For years now, the sabermetric community has considered the idea of sample size and its role in evaluating performance. We don’t go preaching about a player’s transformation if he went on a five-day tear at the plate. We shouldn’t, at least.
Depending on the size of the sample, we can get to the point at which different stats stabilize. By stabilization, we usually mean that, when a certain stat reaches that threshold, the performance starts to seem a little more trustworthy.
For Clint Frazier, the 2021 season will be about trying to prove that what he did in 2020 wasn’t a fluke. Last season, the Yankees’ outfielder made substantial gains on several fronts, at least in comparison to his play up to that date.
In the 2019 campaign, Frazier had 246 plate appearances and slashed .267/.317/.489 with a 6.5 BB%, a 28.5 K%, and a 108 wRC+. After changing his approach and stance in 2020, the redheaded slugger improved to a .267/.394/.511 line with a 15.6 BB%, a 27.5 K%, and a 149 wRC+ in 160 plate appearances.
On Monday, on an MLB Network appearance, Frazier talked about the refreshed stance and mechanics. Per NJ Advance Media:
“He explained the change in his batting stance in which he points the back of his left foot toward the pitcher, coiling his hips about as far as they can go before he explodes toward the pitch. He called it “pre-setting my hip.”
Frazier said that, at times, he felt like he was “trying to swing but my swing was on safety, and there were things that were preventing me from moving forward the way that I wanted to.” The adjustment was made to “limit the amount of movement” he had at the plate.
“It makes me feel like I have way more time in general... I definitely feel like it helped me use right field with more intent,” he said.
But back to Frazier’s profile. The statistic that raises the most eyebrows is the walk rate: it’s not often that a player increases his BB% by almost 10 percentage points between seasons. So, is it sustainable?
According to this article by the folks at FanGraphs about sample sizes, the threshold for stabilization of the walk rate is 140 plate appearances. In 2020, Frazier barely reached that mark, finishing at 160. Even during his ugly slump to finish the campaign, in which he went 1-for-25, he walked at a 16.0% rate.
So, apparently, Frazier went from being an OBP liability to being an on-base machine. However, he will get to show in 2021 that he can keep walking at that clip, or something relatively close to it. The season ahead represents a challenge for the talented slugger: he will likely get around 500 plate appearances, and if he keeps the gains he showed in 2020, he will silence the few remaining doubters.
What else did Frazier accomplish in 2020? He slashed 2.5 percentage points off his swinging strike rate (from 13.3 in 2019 to 10.8), he cut his chase rate from 25.0% to 17.8%, and saw career-highs in barrel percentage (12.5), average exit velocity (89.4 mph) and hard-hit rate (43.2.)

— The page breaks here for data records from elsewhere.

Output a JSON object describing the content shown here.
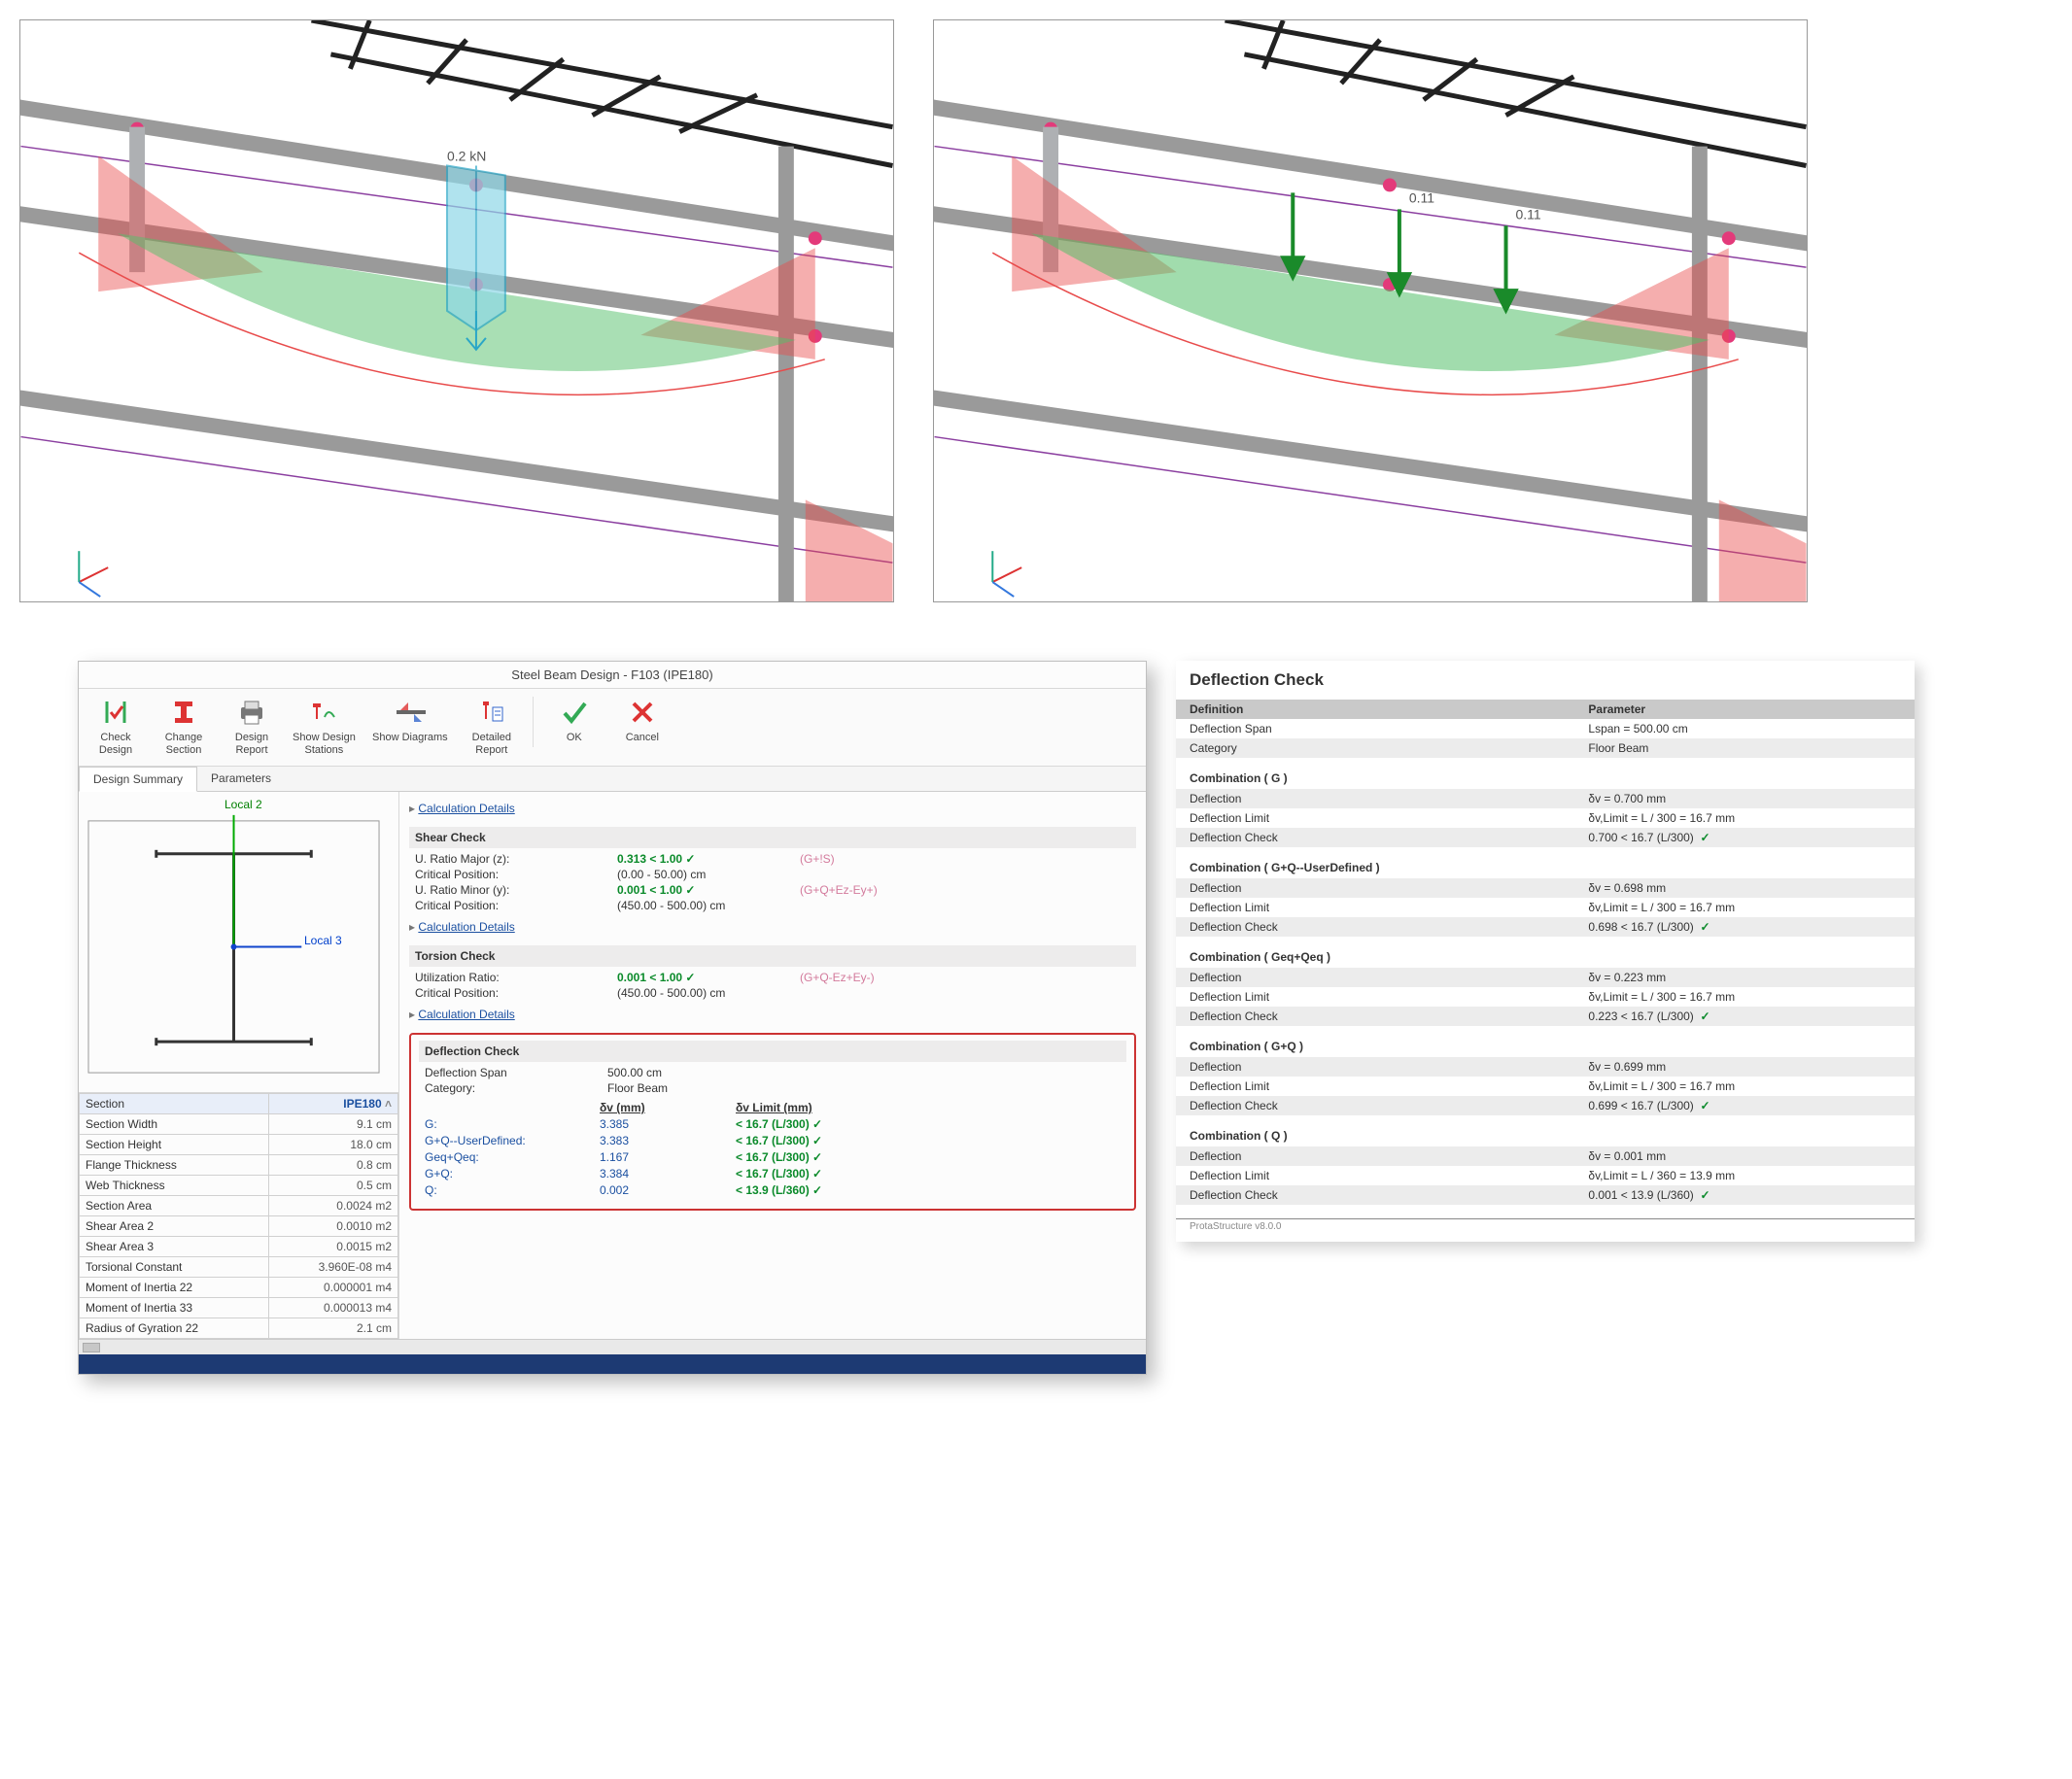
{
  "dialog": {
    "title": "Steel Beam Design - F103 (IPE180)",
    "ribbon": {
      "check_design": "Check\nDesign",
      "change_section": "Change\nSection",
      "design_report": "Design\nReport",
      "show_design_stations": "Show Design\nStations",
      "show_diagrams": "Show Diagrams",
      "detailed_report": "Detailed\nReport",
      "ok": "OK",
      "cancel": "Cancel"
    },
    "tabs": {
      "design_summary": "Design Summary",
      "parameters": "Parameters"
    },
    "local2": "Local 2",
    "local3": "Local 3",
    "calc_details": "Calculation Details",
    "section_props": [
      [
        "Section",
        "IPE180"
      ],
      [
        "Section Width",
        "9.1 cm"
      ],
      [
        "Section Height",
        "18.0 cm"
      ],
      [
        "Flange Thickness",
        "0.8 cm"
      ],
      [
        "Web Thickness",
        "0.5 cm"
      ],
      [
        "Section Area",
        "0.0024 m2"
      ],
      [
        "Shear Area 2",
        "0.0010 m2"
      ],
      [
        "Shear Area 3",
        "0.0015 m2"
      ],
      [
        "Torsional Constant",
        "3.960E-08 m4"
      ],
      [
        "Moment of Inertia 22",
        "0.000001 m4"
      ],
      [
        "Moment of Inertia 33",
        "0.000013 m4"
      ],
      [
        "Radius of Gyration 22",
        "2.1 cm"
      ]
    ],
    "shear": {
      "title": "Shear Check",
      "u_ratio_major_label": "U. Ratio Major (z):",
      "u_ratio_major_val": "0.313  < 1.00",
      "u_ratio_major_cmb": "(G+!S)",
      "crit_pos1_label": "Critical Position:",
      "crit_pos1_val": "(0.00 - 50.00) cm",
      "u_ratio_minor_label": "U. Ratio Minor (y):",
      "u_ratio_minor_val": "0.001  < 1.00",
      "u_ratio_minor_cmb": "(G+Q+Ez-Ey+)",
      "crit_pos2_label": "Critical Position:",
      "crit_pos2_val": "(450.00 - 500.00) cm"
    },
    "torsion": {
      "title": "Torsion Check",
      "ur_label": "Utilization Ratio:",
      "ur_val": "0.001  < 1.00",
      "ur_cmb": "(G+Q-Ez+Ey-)",
      "crit_label": "Critical Position:",
      "crit_val": "(450.00 - 500.00) cm"
    },
    "deflection": {
      "title": "Deflection Check",
      "span_label": "Deflection Span",
      "span_val": "500.00 cm",
      "cat_label": "Category:",
      "cat_val": "Floor Beam",
      "hd_dv": "δv (mm)",
      "hd_lim": "δv Limit (mm)",
      "rows": [
        {
          "lab": "G:",
          "val": "3.385",
          "lim": "< 16.7 (L/300) ✓"
        },
        {
          "lab": "G+Q--UserDefined:",
          "val": "3.383",
          "lim": "< 16.7 (L/300) ✓"
        },
        {
          "lab": "Geq+Qeq:",
          "val": "1.167",
          "lim": "< 16.7 (L/300) ✓"
        },
        {
          "lab": "G+Q:",
          "val": "3.384",
          "lim": "< 16.7 (L/300) ✓"
        },
        {
          "lab": "Q:",
          "val": "0.002",
          "lim": "< 13.9 (L/360) ✓"
        }
      ]
    }
  },
  "report": {
    "title": "Deflection Check",
    "hdr_def": "Definition",
    "hdr_par": "Parameter",
    "defspan_l": "Deflection Span",
    "defspan_v": "Lspan = 500.00 cm",
    "cat_l": "Category",
    "cat_v": "Floor Beam",
    "combos": [
      {
        "name": "Combination ( G )",
        "deflection": "δv = 0.700 mm",
        "limit": "δv,Limit = L / 300 = 16.7 mm",
        "check": "0.700 < 16.7 (L/300)"
      },
      {
        "name": "Combination ( G+Q--UserDefined )",
        "deflection": "δv = 0.698 mm",
        "limit": "δv,Limit = L / 300 = 16.7 mm",
        "check": "0.698 < 16.7 (L/300)"
      },
      {
        "name": "Combination ( Geq+Qeq )",
        "deflection": "δv = 0.223 mm",
        "limit": "δv,Limit = L / 300 = 16.7 mm",
        "check": "0.223 < 16.7 (L/300)"
      },
      {
        "name": "Combination ( G+Q )",
        "deflection": "δv = 0.699 mm",
        "limit": "δv,Limit = L / 300 = 16.7 mm",
        "check": "0.699 < 16.7 (L/300)"
      },
      {
        "name": "Combination ( Q )",
        "deflection": "δv = 0.001 mm",
        "limit": "δv,Limit = L / 360 = 13.9 mm",
        "check": "0.001 < 13.9 (L/360)"
      }
    ],
    "labels": {
      "deflection": "Deflection",
      "limit": "Deflection Limit",
      "check": "Deflection Check"
    },
    "footer": "ProtaStructure v8.0.0"
  }
}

Additionally, he went from being a lousy defender to one of the best in the American League at the corners. He posted a -12 Outs Above Average (OAA) figure in 2019 to +2 in 2020, putting him in the 82nd percentile. He was a Gold Glove finalist, as incredible as it may sound.
All in all, it was clear that the kid worked his butt off before the 2020 season, and for him, 2021 won’t bring more major modifications. “I’m not making any changes this offseason,” he said on the MLB Network on Monday. “I’m just trying to familiarize myself with that movement more going forward and mash.” He will look to find consistency with his stance, his mechanics, and his body. This campaign, for Clint Frazier, is about solidifying his position as one of the best up-and-coming players in Major League Baseball.